----- RECORDS SHOWN

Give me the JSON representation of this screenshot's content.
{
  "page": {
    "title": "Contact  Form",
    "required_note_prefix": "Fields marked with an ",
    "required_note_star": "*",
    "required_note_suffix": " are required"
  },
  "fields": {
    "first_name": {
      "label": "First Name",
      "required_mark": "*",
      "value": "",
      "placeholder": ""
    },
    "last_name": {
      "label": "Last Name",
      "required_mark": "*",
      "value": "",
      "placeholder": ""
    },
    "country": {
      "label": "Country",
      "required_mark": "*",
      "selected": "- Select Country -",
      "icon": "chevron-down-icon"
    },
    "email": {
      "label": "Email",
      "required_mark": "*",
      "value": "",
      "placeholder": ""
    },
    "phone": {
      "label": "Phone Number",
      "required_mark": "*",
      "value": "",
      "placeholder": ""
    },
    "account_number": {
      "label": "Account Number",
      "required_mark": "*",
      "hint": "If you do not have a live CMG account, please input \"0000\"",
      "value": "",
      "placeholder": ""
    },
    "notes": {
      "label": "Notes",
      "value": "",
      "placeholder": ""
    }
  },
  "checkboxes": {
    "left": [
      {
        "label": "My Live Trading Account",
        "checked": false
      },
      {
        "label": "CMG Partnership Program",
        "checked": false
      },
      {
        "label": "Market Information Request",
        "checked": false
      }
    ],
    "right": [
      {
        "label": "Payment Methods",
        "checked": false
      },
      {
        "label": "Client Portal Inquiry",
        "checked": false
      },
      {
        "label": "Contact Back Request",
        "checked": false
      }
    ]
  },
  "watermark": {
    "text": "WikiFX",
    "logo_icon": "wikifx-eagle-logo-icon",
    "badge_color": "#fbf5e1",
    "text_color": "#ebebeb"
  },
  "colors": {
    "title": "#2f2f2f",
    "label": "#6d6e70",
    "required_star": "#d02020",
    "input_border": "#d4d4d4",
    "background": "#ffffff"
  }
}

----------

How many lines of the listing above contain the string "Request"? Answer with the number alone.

2